(RNS) — On Pentecost Sunday, some members of Southwood Lutheran Church in Lincoln, Nebraska, sang hymns without masks for the first time in more than a year.

They vocalized “Multilingual Grace” in four languages after music director Denise Makinson taught them how to express thanks in Spanish, Arabic, Swahili and Korean.

“I do have to say it was quite emotional yesterday to hear the congregation singing all the hymns,” Makinson said in an interview on Monday (May 24). “It was definitely something I missed.”

Pentecost is often celebrated as the “birthday” of the Christian church.
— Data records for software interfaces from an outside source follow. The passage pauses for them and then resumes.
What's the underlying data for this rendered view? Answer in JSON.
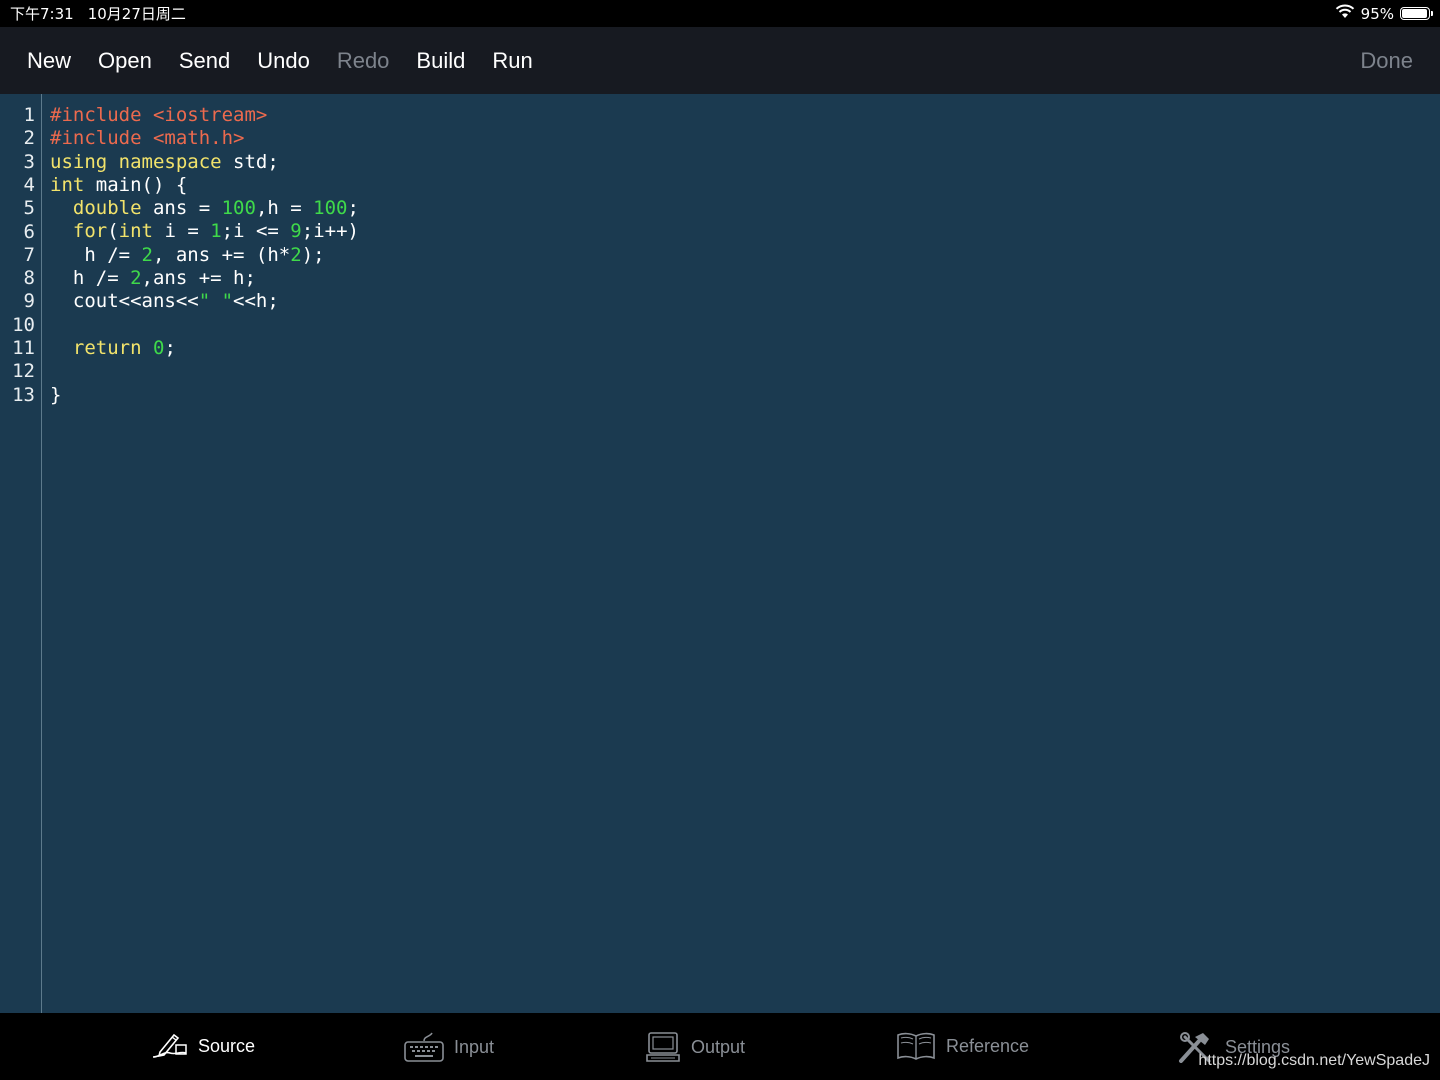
{
  "status": {
    "time": "下午7:31",
    "date": "10月27日周二",
    "battery_percent": "95%",
    "battery_level": 0.95
  },
  "toolbar": {
    "new_label": "New",
    "open_label": "Open",
    "send_label": "Send",
    "undo_label": "Undo",
    "redo_label": "Redo",
    "build_label": "Build",
    "run_label": "Run",
    "done_label": "Done"
  },
  "editor": {
    "line_numbers": [
      "1",
      "2",
      "3",
      "4",
      "5",
      "6",
      "7",
      "8",
      "9",
      "10",
      "11",
      "12",
      "13"
    ],
    "lines": [
      [
        {
          "t": "#include <iostream>",
          "c": "pp"
        }
      ],
      [
        {
          "t": "#include <math.h>",
          "c": "pp"
        }
      ],
      [
        {
          "t": "using namespace",
          "c": "kw"
        },
        {
          "t": " std;",
          "c": "pl"
        }
      ],
      [
        {
          "t": "int",
          "c": "kw"
        },
        {
          "t": " main() {",
          "c": "pl"
        }
      ],
      [
        {
          "t": "  ",
          "c": "pl"
        },
        {
          "t": "double",
          "c": "kw"
        },
        {
          "t": " ans = ",
          "c": "pl"
        },
        {
          "t": "100",
          "c": "num"
        },
        {
          "t": ",h = ",
          "c": "pl"
        },
        {
          "t": "100",
          "c": "num"
        },
        {
          "t": ";",
          "c": "pl"
        }
      ],
      [
        {
          "t": "  ",
          "c": "pl"
        },
        {
          "t": "for",
          "c": "kw"
        },
        {
          "t": "(",
          "c": "pl"
        },
        {
          "t": "int",
          "c": "kw"
        },
        {
          "t": " i = ",
          "c": "pl"
        },
        {
          "t": "1",
          "c": "num"
        },
        {
          "t": ";i <= ",
          "c": "pl"
        },
        {
          "t": "9",
          "c": "num"
        },
        {
          "t": ";i++)",
          "c": "pl"
        }
      ],
      [
        {
          "t": "   h /= ",
          "c": "pl"
        },
        {
          "t": "2",
          "c": "num"
        },
        {
          "t": ", ans += (h*",
          "c": "pl"
        },
        {
          "t": "2",
          "c": "num"
        },
        {
          "t": ");",
          "c": "pl"
        }
      ],
      [
        {
          "t": "  h /= ",
          "c": "pl"
        },
        {
          "t": "2",
          "c": "num"
        },
        {
          "t": ",ans += h;",
          "c": "pl"
        }
      ],
      [
        {
          "t": "  cout<<ans<<",
          "c": "pl"
        },
        {
          "t": "\" \"",
          "c": "str"
        },
        {
          "t": "<<h;",
          "c": "pl"
        }
      ],
      [],
      [
        {
          "t": "  ",
          "c": "pl"
        },
        {
          "t": "return",
          "c": "kw"
        },
        {
          "t": " ",
          "c": "pl"
        },
        {
          "t": "0",
          "c": "num"
        },
        {
          "t": ";",
          "c": "pl"
        }
      ],
      [],
      [
        {
          "t": "}",
          "c": "pl"
        }
      ]
    ]
  },
  "tabs": {
    "source": "Source",
    "input": "Input",
    "output": "Output",
    "reference": "Reference",
    "settings": "Settings"
  },
  "watermark": "https://blog.csdn.net/YewSpadeJ",
  "colors": {
    "editor_bg": "#1b3a50",
    "keyword": "#f2e36b",
    "preprocessor": "#ec6a4e",
    "number": "#3fd94a",
    "toolbar_bg": "#171a21"
  }
}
It frequently includes a reading from the New Testament Book of Acts about the Holy Spirit descending on Jesus’ followers, who then begin to speak and understand languages they had not known.

“I think they were also emotional about it, to hear people’s voices,” Makinson said of Southwood’s congregants.

Some people sang with masks on, others with them off — a mix that is likely to continue across the country for a while as congregations navigate the “new normal” of the continuing pandemic when not everyone is vaccinated.

The Centers for Disease Control and Prevention’s recent announcement that fully vaccinated people could generally resume pre-pandemic activities has played a part in new decisions by congregations. But the CDC’s guidance was about individuals; its advice for “communities of faith” has not been updated since Feb. 19 and currently does not mention singing.

The Hymn Society’s Center for Congregational Song has declared in its own latest guidance: “We do not currently recommend that congregations sing.”